▸ Task requirements
Using the entries that follow, establish how many lines contain the word "value" and give only that figure.
• • • • • • •
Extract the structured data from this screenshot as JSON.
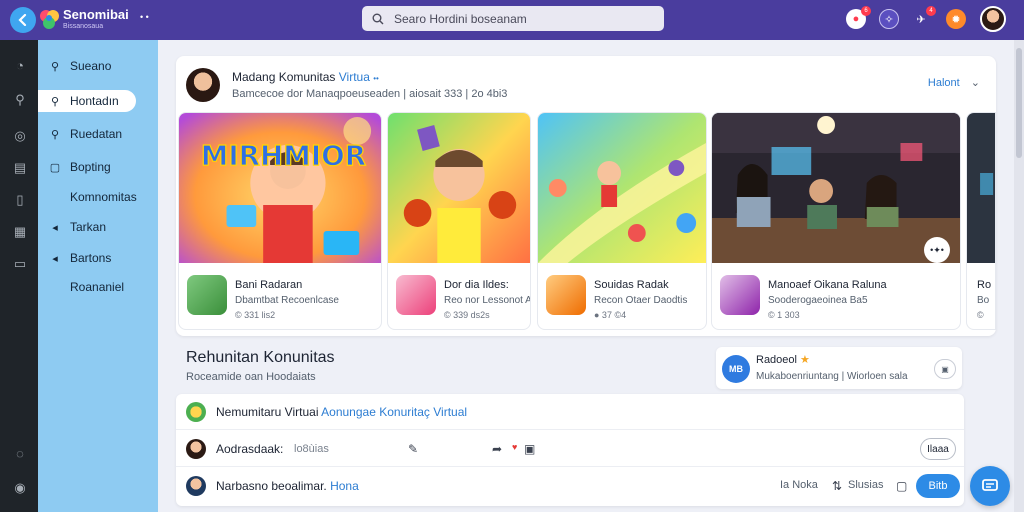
{
  "app": {
    "title": "Senomibai",
    "subtitle": "Bissanosaua",
    "dots": "• •"
  },
  "search": {
    "placeholder": "Searo Hordini boseanam"
  },
  "topbar": {
    "notifications_badge": "6",
    "messages_badge": "4",
    "icons": [
      "notification-icon",
      "compass-icon",
      "rocket-icon",
      "reward-icon",
      "profile-avatar"
    ]
  },
  "sidebar": {
    "items": [
      {
        "label": "Sueano",
        "icon": "search-icon"
      },
      {
        "label": "Hontadın",
        "icon": "search-icon"
      },
      {
        "label": "Ruedatan",
        "icon": "search-icon"
      },
      {
        "label": "Bopting",
        "icon": "square-icon"
      },
      {
        "label": "Komnomitas",
        "icon": ""
      },
      {
        "label": "Tarkan",
        "icon": "chevron-icon"
      },
      {
        "label": "Bartons",
        "icon": "chevron-icon"
      },
      {
        "label": "Roananiel",
        "icon": ""
      }
    ]
  },
  "main": {
    "title": "Madang Komunitas",
    "title_highlight": "Virtua",
    "title_dots": "••",
    "subtitle": "Bamcecoe dor Manaqpoeuseaden | aiosait 333 | 2o 4bi3",
    "action_label": "Halont",
    "tiles": [
      {
        "name": "Bani Radaran",
        "sub": "Dbamtbat Recoenlcase",
        "meta": "© 331 lis2",
        "banner": "MIRHMIOR"
      },
      {
        "name": "Dor dia Ildes:",
        "sub": "Reo nor Lessonot Aeatt",
        "meta": "© 339 ds2s",
        "banner": ""
      },
      {
        "name": "Souidas Radak",
        "sub": "Recon Otaer Daodtis",
        "meta": "● 37 ©4",
        "banner": ""
      },
      {
        "name": "Manoaef Oikana Raluna",
        "sub": "Sooderogaeoinea Ba5",
        "meta": "© 1 303",
        "banner": ""
      },
      {
        "name": "Ro",
        "sub": "Bo",
        "meta": "©",
        "banner": ""
      }
    ]
  },
  "community": {
    "title": "Rehunitan Konunitas",
    "subtitle": "Roceamide oan Hoodaiats",
    "card": {
      "name": "Radoeol",
      "description": "Mukaboenriuntang | Wiorloen sala",
      "avatar_text": "MB"
    },
    "rows": [
      {
        "text": "Nemumitaru Virtuai",
        "highlight": "Aonungae Konuritaç Virtual"
      },
      {
        "text": "Aodrasdaak:",
        "placeholder": "lo8ùias",
        "button_label": "Ilaaa"
      },
      {
        "text": "Narbasno beoalimar.",
        "highlight": "Hona",
        "mini1": "Ia Noka",
        "mini2": "Slusias",
        "primary_label": "Bitb"
      }
    ]
  },
  "colors": {
    "topbar": "#4a3d9e",
    "sidebar": "#8ecbf2",
    "accent": "#2d8be6",
    "rail": "#1f2429"
  }
}
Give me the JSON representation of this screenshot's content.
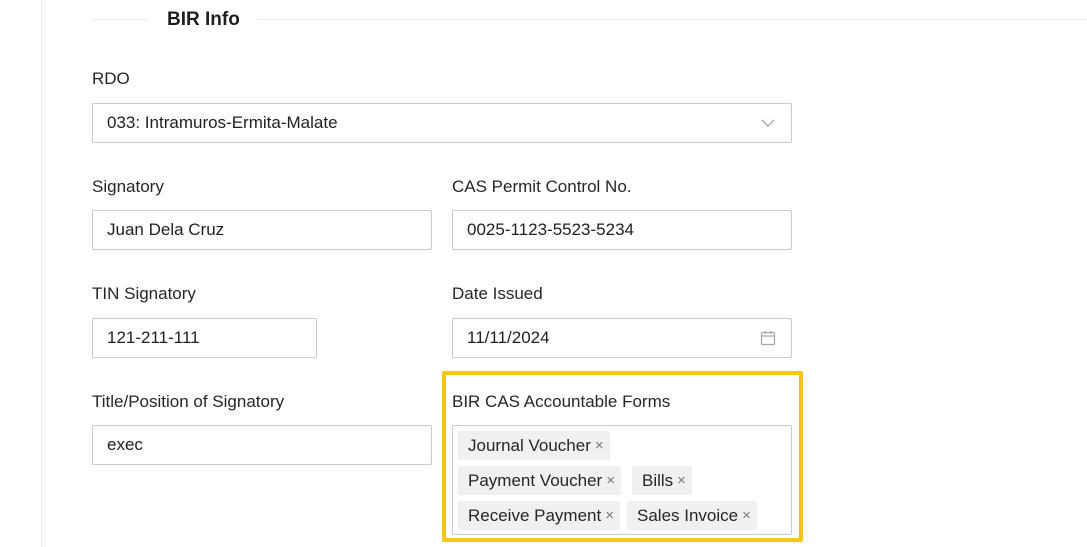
{
  "section": {
    "title": "BIR Info"
  },
  "fields": {
    "rdo": {
      "label": "RDO",
      "value": "033: Intramuros-Ermita-Malate",
      "icon": "chevron-down-icon"
    },
    "signatory": {
      "label": "Signatory",
      "value": "Juan Dela Cruz"
    },
    "cas_permit": {
      "label": "CAS Permit Control No.",
      "value": "0025-1123-5523-5234"
    },
    "tin_signatory": {
      "label": "TIN Signatory",
      "value": "121-211-111"
    },
    "date_issued": {
      "label": "Date Issued",
      "value": "11/11/2024",
      "icon": "calendar-icon"
    },
    "title_position": {
      "label": "Title/Position of Signatory",
      "value": "exec"
    },
    "accountable_forms": {
      "label": "BIR CAS Accountable Forms",
      "tags": [
        {
          "label": "Journal Voucher"
        },
        {
          "label": "Payment Voucher"
        },
        {
          "label": "Bills"
        },
        {
          "label": "Receive Payment"
        },
        {
          "label": "Sales Invoice"
        }
      ],
      "remove_glyph": "×"
    }
  },
  "colors": {
    "highlight": "#f5c518",
    "border": "#c9c9c9",
    "tag_bg": "#f0f0f0"
  }
}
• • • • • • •
▸ Reply
6